**WHAT THIS TASK INVOLVES:** Wherever "false" turns up in the entries, copy out the line that holds it.

**DATA SUPPLIED:**
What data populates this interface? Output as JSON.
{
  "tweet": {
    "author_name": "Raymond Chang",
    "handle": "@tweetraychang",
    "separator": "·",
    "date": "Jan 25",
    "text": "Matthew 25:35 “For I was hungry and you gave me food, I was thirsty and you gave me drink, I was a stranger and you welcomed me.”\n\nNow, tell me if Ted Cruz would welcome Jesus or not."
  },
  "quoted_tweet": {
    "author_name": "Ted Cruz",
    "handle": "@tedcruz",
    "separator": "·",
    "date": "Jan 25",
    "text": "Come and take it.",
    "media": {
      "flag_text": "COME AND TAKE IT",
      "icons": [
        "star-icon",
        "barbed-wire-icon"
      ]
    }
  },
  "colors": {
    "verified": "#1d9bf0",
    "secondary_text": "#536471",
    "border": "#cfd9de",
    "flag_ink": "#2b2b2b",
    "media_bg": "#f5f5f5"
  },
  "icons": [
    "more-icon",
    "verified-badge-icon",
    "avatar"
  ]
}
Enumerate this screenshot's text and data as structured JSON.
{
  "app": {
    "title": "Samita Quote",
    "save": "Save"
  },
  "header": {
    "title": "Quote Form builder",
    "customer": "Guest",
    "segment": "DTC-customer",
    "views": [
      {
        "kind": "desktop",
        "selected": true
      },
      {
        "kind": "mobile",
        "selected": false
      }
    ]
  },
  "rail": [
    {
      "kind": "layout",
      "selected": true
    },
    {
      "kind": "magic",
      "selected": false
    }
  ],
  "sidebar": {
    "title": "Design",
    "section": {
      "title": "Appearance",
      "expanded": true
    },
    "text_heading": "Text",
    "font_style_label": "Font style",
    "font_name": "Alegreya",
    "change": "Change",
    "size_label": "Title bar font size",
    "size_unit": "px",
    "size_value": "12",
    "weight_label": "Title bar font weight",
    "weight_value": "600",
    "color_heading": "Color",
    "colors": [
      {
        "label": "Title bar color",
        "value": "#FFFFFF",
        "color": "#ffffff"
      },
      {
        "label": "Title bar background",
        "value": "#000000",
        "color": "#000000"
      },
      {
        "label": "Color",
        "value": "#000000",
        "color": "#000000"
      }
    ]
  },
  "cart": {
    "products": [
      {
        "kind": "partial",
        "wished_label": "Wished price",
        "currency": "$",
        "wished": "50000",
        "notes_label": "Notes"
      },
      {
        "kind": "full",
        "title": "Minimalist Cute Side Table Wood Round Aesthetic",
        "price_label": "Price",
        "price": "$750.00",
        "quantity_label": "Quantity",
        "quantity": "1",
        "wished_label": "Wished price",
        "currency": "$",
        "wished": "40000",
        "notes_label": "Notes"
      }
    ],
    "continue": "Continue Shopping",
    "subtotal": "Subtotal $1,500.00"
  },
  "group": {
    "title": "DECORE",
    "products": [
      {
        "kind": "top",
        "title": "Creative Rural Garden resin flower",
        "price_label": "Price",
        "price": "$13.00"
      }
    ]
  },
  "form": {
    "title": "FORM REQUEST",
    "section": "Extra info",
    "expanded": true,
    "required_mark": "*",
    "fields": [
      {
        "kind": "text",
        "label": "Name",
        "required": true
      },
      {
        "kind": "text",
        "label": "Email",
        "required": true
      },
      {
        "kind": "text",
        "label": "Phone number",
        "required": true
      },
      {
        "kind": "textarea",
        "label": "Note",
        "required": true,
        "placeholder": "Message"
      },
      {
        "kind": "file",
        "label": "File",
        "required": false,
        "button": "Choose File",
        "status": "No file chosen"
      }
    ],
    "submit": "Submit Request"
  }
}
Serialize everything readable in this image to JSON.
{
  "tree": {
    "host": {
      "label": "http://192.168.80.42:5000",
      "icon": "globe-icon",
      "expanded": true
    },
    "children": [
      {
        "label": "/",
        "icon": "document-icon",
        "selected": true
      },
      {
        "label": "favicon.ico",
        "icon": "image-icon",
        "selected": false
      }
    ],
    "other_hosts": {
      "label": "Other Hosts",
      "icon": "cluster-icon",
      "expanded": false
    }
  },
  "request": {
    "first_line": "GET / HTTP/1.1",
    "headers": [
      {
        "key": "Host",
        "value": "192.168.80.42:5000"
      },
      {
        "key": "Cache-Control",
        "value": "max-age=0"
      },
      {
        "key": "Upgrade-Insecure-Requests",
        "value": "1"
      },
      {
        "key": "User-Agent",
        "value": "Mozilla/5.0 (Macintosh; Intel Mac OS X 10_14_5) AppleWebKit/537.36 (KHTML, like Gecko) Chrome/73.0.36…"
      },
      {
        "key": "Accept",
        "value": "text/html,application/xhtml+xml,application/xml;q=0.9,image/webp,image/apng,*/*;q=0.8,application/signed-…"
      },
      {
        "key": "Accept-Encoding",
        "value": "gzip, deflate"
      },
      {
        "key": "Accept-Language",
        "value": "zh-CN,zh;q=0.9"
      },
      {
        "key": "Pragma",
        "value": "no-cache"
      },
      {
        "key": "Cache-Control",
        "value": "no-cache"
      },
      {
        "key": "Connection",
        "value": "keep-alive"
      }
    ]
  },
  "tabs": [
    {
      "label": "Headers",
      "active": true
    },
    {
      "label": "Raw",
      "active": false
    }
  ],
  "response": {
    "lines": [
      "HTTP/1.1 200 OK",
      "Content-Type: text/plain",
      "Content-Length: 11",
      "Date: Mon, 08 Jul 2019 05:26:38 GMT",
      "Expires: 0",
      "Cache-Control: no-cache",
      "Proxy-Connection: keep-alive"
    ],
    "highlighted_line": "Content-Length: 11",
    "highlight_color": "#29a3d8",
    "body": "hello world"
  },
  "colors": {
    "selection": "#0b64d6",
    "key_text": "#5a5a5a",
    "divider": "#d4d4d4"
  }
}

**ANSWER FOR THIS EXERCISE:**
        "selected": false
      "selected": false
        "required": false,
        "selected": false
      "expanded": false
      "active": false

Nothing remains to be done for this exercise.